WHAT YOU NEED TO DO: Copy, from the entries below, each line where the word "title" can be found.

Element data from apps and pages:

*** Begin section ***

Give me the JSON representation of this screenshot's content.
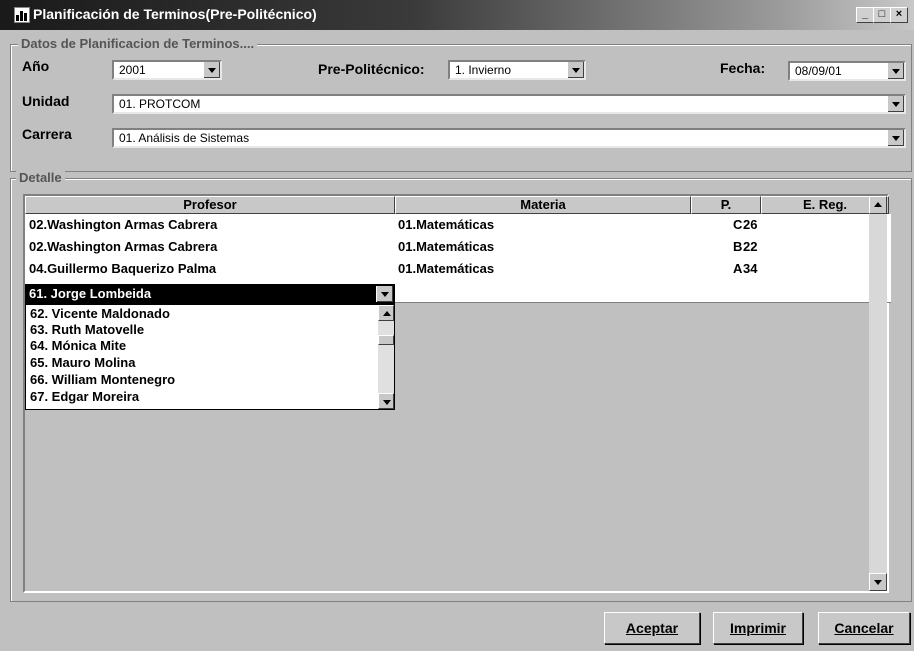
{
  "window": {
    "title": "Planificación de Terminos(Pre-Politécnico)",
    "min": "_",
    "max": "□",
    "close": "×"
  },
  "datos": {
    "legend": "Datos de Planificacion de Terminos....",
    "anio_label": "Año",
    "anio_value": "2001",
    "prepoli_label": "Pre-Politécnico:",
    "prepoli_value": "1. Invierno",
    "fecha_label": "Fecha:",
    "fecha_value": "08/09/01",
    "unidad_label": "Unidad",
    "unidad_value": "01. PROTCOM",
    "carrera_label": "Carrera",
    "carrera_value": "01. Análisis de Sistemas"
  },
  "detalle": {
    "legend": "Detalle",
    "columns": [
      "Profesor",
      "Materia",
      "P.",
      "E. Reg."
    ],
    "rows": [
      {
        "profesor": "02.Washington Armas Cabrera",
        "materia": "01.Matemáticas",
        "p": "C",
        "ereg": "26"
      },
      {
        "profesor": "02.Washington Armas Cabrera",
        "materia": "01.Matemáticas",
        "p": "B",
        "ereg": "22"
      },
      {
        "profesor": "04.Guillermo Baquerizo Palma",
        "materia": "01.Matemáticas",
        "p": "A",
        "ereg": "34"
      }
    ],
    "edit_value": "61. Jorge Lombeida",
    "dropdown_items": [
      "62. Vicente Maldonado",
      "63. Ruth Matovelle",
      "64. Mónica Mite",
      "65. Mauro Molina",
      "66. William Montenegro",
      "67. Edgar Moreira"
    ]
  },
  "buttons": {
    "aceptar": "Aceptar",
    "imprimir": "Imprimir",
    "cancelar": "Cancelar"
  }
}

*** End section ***
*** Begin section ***

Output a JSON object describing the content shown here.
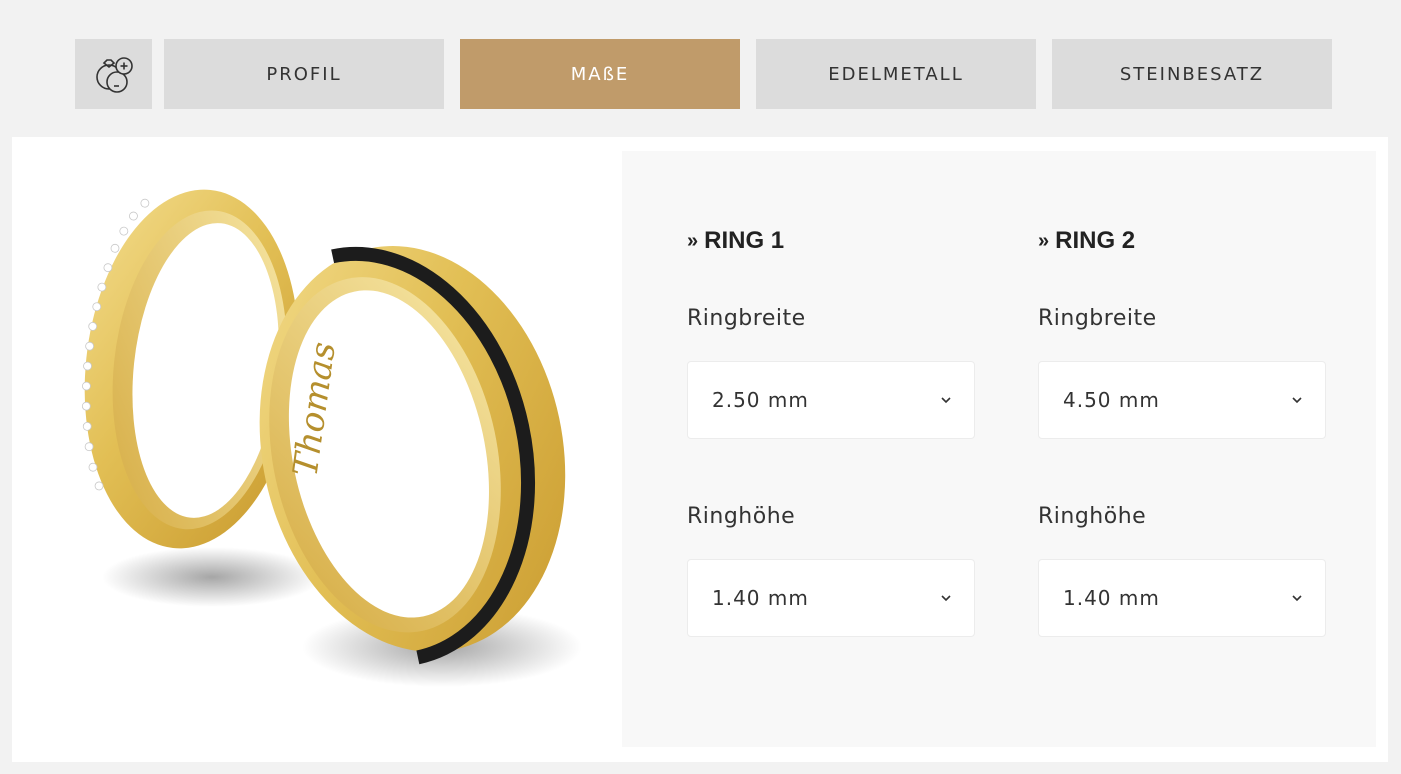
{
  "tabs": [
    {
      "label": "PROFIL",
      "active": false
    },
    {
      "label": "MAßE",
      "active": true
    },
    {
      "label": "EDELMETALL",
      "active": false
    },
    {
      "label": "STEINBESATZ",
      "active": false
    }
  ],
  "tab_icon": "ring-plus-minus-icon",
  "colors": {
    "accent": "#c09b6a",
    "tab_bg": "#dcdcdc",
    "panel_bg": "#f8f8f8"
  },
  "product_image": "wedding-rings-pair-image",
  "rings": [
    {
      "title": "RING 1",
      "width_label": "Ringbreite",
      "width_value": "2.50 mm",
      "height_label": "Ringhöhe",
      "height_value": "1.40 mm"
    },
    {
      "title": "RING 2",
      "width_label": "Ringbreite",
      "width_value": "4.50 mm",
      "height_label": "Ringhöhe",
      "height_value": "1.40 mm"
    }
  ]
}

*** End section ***
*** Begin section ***

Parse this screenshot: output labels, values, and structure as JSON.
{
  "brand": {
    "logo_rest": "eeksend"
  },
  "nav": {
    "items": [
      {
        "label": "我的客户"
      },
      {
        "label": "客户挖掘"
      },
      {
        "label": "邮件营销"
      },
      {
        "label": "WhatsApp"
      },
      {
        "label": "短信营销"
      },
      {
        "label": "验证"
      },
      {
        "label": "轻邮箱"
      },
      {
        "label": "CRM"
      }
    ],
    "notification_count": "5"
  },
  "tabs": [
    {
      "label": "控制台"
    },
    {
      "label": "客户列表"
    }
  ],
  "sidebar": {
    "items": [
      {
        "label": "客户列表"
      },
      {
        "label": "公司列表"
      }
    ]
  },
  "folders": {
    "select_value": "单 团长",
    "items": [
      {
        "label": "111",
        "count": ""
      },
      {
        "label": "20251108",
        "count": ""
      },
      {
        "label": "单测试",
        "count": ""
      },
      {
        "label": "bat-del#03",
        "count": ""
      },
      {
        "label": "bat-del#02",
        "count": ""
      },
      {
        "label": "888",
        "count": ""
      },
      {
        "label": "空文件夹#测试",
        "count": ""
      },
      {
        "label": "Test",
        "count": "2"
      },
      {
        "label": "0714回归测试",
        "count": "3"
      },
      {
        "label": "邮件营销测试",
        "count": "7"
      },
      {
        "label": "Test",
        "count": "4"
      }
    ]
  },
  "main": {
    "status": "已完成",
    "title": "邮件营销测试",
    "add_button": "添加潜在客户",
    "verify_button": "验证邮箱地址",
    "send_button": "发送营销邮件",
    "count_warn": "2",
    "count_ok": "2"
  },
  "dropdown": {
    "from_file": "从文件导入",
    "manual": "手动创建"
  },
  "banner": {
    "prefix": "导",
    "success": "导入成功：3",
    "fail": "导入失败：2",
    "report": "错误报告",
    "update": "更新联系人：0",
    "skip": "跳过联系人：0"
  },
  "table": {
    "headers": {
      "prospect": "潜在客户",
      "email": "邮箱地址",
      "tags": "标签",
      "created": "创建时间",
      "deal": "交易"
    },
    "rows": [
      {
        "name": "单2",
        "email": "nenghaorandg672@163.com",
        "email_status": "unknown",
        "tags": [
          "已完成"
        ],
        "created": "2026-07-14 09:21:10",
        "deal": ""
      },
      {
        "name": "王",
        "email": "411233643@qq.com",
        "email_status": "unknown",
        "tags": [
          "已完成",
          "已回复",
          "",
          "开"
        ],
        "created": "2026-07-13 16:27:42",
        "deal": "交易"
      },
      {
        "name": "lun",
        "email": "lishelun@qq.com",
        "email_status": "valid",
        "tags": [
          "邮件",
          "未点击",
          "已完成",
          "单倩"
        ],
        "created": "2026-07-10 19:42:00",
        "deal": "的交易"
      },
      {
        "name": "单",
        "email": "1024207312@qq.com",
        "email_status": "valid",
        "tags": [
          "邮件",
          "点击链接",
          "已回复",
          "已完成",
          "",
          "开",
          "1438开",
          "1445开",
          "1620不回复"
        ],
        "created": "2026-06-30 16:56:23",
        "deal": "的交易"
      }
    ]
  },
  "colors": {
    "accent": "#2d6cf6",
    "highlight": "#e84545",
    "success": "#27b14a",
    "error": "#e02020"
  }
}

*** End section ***

RESULT OF THE EXERCISE:
    "title": "Planificación de Terminos(Pre-Politécnico)",
      "title": "RING 1",
      "title": "RING 2",
    "title": "邮件营销测试",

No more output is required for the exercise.